1/ Quick special characters — If you dabble in graphic design or publishing or you just like writing café properly (instead of cafe) you’ll eventually need hidden typographic characters such as ®, ©, ™, ° and maybe even € and £. The following keyboard shortcuts might be worth memorizing:
These keyboard shortcuts work in any application and in any field into which you can enter text.
2/ Using the Keyboard Viewer — OS X has Keyboard and Character Viewers. The Keyboard Viewer displays an onscreen representation of your Mac’s keyboard, and lets you insert a character into your text just by clicking its key on a virtual keyboard. Choose Show Keyboard Viewer from the Input menu at top-right of your Mac’s menu bar. (If this isn’t visible, open System Preferences in El Capitan, choose Language & Region, click Keyboard Preferences and turn on Show input menu in menu bar. In Yosemite or earlier, it’s in System Preferences>Keyboard, and tick “Show Keyboard & Character Viewers in menu bar’.)
You get a small window with the Command key symbol on it or, if you’ve enabled multiple languages for your keyboard, it looks like a flag instead.
When you first open the Keyboard Viewer, it matches the characters you see on your keyboard, which isn’t very exciting. To view more characters, press and hold modifier keys on your keyboard. For example, if you press and hold the Shift key, the top row of keys changes to a tilde, exclamation point, ampersand, and so on. If you press and hold the Option key, you see even more characters, as shown below.
3/ See special characters as you type — Recent versions of OS X provide an additional way to access the accented or alternate versions of a character while typing. Just as in iOS, hold down the letter’s key for a second and you’ll see a list of alternates appear in a popup menu. To use one of the alternates, either type the number that appears beneath it, or physically click the one you want. To dismiss the menu, either type a different character or press the Escape key. If no additional characters are available for the key you’re holding, the menu won’t appear.
4/ The Character Viewer — The super handy Character Viewer (called ‘Show Emoji & Symbols’ in El Capitan) conveniently clusters the characters in all your active fonts into logical groups. For example, the elusive Ⓟ character lives in the Letterlike Symbols group. Click once to see variations of that character in other fonts, and double-click to insert it into your text. The Character Viewer even remembers the characters you use the most — click ‘Frequently Used’ to see them. You can also add a character to your list of Favorites [sic] by clicking the ‘Add to Favorites’ button beneath its preview on the right.
These Character tips came from Macworld – this post has one more about them.
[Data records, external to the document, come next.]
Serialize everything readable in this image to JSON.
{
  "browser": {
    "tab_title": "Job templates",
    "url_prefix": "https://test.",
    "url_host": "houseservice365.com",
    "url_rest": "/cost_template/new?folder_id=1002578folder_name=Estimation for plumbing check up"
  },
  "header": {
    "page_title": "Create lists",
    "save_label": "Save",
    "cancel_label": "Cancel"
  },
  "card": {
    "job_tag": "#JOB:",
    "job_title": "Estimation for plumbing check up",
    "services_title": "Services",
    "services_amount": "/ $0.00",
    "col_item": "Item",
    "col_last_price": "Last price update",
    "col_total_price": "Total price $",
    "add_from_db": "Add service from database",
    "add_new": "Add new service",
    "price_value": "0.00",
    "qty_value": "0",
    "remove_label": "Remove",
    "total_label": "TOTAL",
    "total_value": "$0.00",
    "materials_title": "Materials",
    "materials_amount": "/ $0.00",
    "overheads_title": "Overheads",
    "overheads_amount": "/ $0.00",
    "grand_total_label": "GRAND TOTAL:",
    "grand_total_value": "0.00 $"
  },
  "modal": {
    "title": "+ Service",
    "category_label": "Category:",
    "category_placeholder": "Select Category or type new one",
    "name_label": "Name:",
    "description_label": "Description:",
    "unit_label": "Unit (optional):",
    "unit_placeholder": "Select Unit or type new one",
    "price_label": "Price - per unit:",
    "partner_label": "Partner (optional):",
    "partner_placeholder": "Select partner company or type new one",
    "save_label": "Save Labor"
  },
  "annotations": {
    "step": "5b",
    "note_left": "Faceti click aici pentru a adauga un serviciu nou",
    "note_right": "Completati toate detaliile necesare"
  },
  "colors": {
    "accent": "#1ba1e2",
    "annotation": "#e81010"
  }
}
5/ Quick El Capitan (and Safari 9 for Yosemite) sound tip — You know those annoying sites that immediately start talking or playing music as soon as they load? Now you can turn them off in the Tab bar. Just click the little speaker button. Phew! (This assumes you use Tabbed Browsing, which you can turn on in Safari>Preferences>Tabs … and if you’re not using Tabbed Browsing, you’re not living, believe me.]